(Dataset rows for apps and sites)
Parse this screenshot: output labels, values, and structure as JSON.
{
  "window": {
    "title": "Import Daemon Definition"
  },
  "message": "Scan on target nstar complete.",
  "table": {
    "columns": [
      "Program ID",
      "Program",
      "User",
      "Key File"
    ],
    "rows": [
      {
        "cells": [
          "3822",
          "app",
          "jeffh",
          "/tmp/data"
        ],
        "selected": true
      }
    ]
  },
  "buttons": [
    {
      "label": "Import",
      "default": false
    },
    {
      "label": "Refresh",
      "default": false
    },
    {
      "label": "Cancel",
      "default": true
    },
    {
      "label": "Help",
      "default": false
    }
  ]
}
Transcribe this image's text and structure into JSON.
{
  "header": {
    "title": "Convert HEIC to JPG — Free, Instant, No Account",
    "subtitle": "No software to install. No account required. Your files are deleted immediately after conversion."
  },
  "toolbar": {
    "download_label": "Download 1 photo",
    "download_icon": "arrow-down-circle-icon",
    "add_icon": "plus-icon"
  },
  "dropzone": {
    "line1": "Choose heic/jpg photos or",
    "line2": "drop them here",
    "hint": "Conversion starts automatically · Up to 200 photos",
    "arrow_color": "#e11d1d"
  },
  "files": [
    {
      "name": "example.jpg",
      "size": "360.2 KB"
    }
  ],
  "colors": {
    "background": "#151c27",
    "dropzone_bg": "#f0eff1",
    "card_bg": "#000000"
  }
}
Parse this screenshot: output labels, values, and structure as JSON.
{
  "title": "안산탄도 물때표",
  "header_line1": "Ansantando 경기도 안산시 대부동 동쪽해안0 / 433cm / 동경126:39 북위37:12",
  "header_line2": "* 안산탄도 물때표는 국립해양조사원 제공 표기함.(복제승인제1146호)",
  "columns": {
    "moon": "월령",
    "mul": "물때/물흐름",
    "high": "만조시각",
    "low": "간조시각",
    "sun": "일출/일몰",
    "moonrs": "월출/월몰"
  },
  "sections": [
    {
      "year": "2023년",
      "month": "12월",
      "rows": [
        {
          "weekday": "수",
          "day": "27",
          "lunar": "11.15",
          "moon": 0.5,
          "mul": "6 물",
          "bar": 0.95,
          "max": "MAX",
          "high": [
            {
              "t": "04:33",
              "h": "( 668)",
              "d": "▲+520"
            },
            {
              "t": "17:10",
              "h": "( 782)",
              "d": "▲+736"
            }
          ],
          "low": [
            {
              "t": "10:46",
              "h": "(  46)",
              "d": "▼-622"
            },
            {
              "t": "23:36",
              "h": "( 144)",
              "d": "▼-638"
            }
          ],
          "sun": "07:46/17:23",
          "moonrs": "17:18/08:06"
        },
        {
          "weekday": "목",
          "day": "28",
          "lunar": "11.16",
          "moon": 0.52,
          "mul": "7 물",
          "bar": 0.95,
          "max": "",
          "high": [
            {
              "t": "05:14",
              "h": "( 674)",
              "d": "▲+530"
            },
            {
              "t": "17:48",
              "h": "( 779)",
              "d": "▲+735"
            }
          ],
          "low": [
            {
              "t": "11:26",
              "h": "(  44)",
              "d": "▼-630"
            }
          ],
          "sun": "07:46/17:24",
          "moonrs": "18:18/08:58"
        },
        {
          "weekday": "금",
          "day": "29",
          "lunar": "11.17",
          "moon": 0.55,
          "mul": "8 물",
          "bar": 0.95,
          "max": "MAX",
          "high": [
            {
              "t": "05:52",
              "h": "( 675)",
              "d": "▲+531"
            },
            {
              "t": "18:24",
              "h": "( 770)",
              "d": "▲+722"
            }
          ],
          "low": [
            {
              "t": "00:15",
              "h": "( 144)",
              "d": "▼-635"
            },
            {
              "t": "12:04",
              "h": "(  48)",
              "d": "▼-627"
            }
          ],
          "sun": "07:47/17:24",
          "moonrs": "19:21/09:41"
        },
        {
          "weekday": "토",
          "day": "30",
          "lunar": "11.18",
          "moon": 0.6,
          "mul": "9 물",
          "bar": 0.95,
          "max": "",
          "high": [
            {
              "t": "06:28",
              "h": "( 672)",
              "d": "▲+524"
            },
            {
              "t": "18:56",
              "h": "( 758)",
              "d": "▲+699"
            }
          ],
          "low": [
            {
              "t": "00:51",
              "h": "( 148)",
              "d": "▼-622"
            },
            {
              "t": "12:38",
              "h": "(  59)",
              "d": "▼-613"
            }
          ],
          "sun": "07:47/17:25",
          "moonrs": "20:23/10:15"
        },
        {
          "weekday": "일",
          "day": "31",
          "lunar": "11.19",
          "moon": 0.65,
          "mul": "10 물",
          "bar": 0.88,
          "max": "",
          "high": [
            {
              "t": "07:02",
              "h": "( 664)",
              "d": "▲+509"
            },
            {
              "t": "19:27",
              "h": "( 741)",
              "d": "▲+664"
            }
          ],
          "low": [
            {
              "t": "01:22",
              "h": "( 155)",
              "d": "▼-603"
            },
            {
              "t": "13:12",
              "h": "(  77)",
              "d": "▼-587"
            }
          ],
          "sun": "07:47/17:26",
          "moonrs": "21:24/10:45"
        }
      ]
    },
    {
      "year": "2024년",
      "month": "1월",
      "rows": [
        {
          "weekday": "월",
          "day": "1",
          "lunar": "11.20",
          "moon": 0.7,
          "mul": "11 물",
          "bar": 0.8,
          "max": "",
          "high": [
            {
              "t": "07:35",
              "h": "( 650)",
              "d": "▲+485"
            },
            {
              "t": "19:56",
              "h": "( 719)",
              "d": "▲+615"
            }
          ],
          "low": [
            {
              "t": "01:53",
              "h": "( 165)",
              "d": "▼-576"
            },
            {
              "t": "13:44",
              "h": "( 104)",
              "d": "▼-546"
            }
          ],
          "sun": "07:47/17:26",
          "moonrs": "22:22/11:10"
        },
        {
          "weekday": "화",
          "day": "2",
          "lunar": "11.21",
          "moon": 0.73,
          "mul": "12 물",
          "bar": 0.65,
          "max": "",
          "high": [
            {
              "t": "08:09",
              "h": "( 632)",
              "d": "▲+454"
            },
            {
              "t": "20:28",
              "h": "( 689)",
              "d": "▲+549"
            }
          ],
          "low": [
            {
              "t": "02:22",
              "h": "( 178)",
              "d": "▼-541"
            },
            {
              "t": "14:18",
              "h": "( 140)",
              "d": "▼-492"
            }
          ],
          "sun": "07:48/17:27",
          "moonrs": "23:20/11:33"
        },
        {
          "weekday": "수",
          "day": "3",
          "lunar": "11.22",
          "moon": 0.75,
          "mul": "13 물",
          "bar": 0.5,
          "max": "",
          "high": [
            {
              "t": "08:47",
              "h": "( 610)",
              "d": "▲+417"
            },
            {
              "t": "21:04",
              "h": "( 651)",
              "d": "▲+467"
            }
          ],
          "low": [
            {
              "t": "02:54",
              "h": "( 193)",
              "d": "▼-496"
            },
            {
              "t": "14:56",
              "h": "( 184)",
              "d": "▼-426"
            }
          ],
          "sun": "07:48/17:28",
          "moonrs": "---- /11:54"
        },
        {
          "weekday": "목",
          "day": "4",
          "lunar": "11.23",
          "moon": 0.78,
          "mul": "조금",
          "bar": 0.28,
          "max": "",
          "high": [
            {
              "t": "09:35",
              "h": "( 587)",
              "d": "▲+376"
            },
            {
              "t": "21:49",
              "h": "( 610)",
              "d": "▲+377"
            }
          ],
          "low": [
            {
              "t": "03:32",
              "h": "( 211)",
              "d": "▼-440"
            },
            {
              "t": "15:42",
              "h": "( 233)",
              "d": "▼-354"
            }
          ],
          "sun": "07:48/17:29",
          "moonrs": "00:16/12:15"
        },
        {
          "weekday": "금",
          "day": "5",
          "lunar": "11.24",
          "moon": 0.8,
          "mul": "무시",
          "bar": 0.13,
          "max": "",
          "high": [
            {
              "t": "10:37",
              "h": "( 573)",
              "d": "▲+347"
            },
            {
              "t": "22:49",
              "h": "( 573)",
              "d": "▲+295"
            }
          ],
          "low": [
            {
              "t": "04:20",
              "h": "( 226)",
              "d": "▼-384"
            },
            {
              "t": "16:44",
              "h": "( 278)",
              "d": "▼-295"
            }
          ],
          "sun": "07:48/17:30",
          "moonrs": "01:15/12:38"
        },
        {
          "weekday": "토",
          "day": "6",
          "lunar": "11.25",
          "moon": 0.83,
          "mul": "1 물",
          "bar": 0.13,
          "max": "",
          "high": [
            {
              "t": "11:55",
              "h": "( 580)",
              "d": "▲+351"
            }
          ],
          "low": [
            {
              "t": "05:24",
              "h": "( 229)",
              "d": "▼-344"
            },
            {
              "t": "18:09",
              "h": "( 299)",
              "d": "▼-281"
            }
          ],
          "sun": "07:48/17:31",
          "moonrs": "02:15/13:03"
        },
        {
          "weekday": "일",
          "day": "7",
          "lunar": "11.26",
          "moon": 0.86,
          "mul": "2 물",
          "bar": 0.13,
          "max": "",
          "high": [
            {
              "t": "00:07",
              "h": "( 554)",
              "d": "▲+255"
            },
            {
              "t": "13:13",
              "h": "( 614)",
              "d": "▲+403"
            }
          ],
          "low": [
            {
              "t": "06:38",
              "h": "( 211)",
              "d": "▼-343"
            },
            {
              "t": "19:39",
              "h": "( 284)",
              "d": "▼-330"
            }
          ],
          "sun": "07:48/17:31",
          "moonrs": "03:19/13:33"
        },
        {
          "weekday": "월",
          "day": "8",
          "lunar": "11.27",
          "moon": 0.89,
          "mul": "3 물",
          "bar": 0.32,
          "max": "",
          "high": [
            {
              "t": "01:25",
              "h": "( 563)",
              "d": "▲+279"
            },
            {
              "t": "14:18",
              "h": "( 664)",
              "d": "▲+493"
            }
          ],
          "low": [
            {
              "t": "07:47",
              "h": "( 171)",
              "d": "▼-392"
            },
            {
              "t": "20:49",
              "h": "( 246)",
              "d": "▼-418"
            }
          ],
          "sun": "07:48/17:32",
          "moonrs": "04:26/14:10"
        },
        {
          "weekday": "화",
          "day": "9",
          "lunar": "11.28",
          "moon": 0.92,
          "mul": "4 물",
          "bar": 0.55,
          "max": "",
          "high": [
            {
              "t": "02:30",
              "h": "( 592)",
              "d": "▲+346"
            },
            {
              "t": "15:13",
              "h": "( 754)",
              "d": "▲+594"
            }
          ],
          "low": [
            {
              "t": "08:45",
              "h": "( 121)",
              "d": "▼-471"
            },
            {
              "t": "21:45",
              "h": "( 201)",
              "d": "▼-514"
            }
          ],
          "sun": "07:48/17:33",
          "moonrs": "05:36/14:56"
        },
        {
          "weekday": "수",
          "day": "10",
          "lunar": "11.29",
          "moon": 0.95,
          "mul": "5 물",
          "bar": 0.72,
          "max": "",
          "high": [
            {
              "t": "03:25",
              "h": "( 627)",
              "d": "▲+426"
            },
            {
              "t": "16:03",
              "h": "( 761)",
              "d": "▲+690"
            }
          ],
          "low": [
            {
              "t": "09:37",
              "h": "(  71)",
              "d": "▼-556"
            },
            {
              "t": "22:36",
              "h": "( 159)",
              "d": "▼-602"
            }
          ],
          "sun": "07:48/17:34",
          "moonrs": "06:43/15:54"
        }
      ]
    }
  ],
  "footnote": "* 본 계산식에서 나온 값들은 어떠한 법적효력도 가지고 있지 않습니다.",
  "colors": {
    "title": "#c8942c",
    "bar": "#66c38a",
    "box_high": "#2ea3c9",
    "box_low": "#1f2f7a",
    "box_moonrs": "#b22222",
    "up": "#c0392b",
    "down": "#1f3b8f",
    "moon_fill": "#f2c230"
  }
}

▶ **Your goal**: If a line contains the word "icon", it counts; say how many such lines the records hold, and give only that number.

▶ **Task answer**: 2